Task to carry out
Please return every line of the records below that contains the word "label".

-- Entries supplied follows --

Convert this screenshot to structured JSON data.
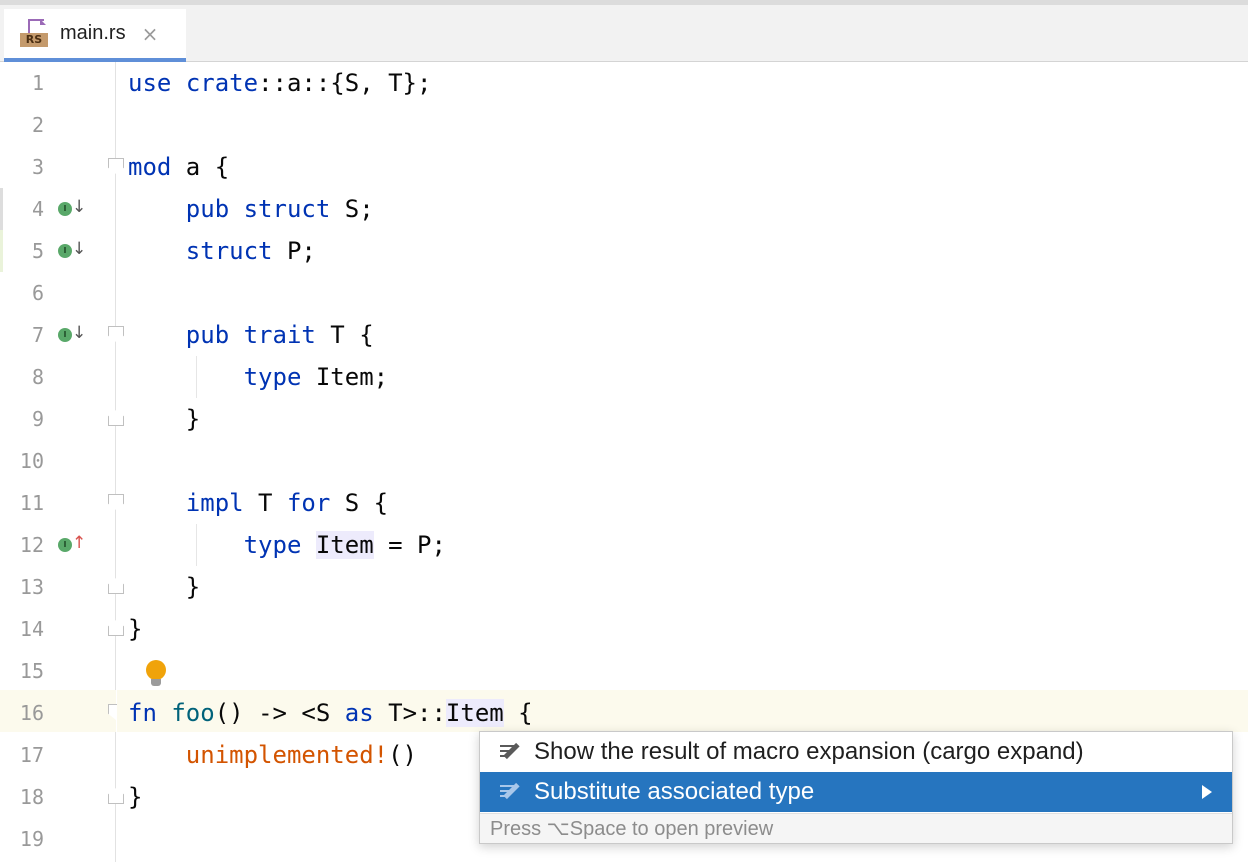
{
  "tab": {
    "file_badge": "RS",
    "title": "main.rs",
    "close": "×"
  },
  "lines": [
    {
      "n": "1"
    },
    {
      "n": "2"
    },
    {
      "n": "3"
    },
    {
      "n": "4"
    },
    {
      "n": "5"
    },
    {
      "n": "6"
    },
    {
      "n": "7"
    },
    {
      "n": "8"
    },
    {
      "n": "9"
    },
    {
      "n": "10"
    },
    {
      "n": "11"
    },
    {
      "n": "12"
    },
    {
      "n": "13"
    },
    {
      "n": "14"
    },
    {
      "n": "15"
    },
    {
      "n": "16"
    },
    {
      "n": "17"
    },
    {
      "n": "18"
    },
    {
      "n": "19"
    }
  ],
  "code": {
    "l1": {
      "kw_use": "use",
      "kw_crate": "crate",
      "rest": "::a::{S, T};"
    },
    "l3": {
      "kw": "mod",
      "rest": " a {"
    },
    "l4": {
      "kw1": "pub",
      "kw2": "struct",
      "rest": " S;"
    },
    "l5": {
      "kw": "struct",
      "rest": " P;"
    },
    "l7": {
      "kw1": "pub",
      "kw2": "trait",
      "rest": " T {"
    },
    "l8": {
      "kw": "type",
      "rest": " Item;"
    },
    "l9": {
      "rest": "}"
    },
    "l11": {
      "kw1": "impl",
      "mid": " T ",
      "kw2": "for",
      "rest": " S {"
    },
    "l12": {
      "kw": "type",
      "hl": "Item",
      "rest": " = P;"
    },
    "l13": {
      "rest": "}"
    },
    "l14": {
      "rest": "}"
    },
    "l16": {
      "kw": "fn",
      "fname": "foo",
      "mid": "() -> <S ",
      "kw2": "as",
      "mid2": " T>::",
      "hl": "Item",
      "rest": " {"
    },
    "l17": {
      "mac": "unimplemented!",
      "rest": "()"
    },
    "l18": {
      "rest": "}"
    }
  },
  "gutter_icons": {
    "impl_marker": "I",
    "down_arrow": "↓",
    "up_arrow": "↑"
  },
  "popup": {
    "items": [
      {
        "label": "Show the result of macro expansion (cargo expand)"
      },
      {
        "label": "Substitute associated type"
      }
    ],
    "footer": "Press ⌥Space to open preview"
  },
  "colors": {
    "keyword": "#0033b3",
    "function": "#00627a",
    "macro": "#d35400",
    "selection": "#2675bf",
    "current_line": "#fcfaed",
    "identifier_highlight": "#edebfc"
  },
  "icons": {
    "file": "rust-file-icon",
    "close": "close-icon",
    "implements": "implements-icon",
    "implemented": "implemented-icon",
    "intention": "lightbulb-icon",
    "intention_action": "intention-action-icon",
    "submenu": "chevron-right-icon"
  }
}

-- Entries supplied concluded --

Task answer
        "label": "Show the result of macro expansion (cargo expand)"
        "label": "Substitute associated type"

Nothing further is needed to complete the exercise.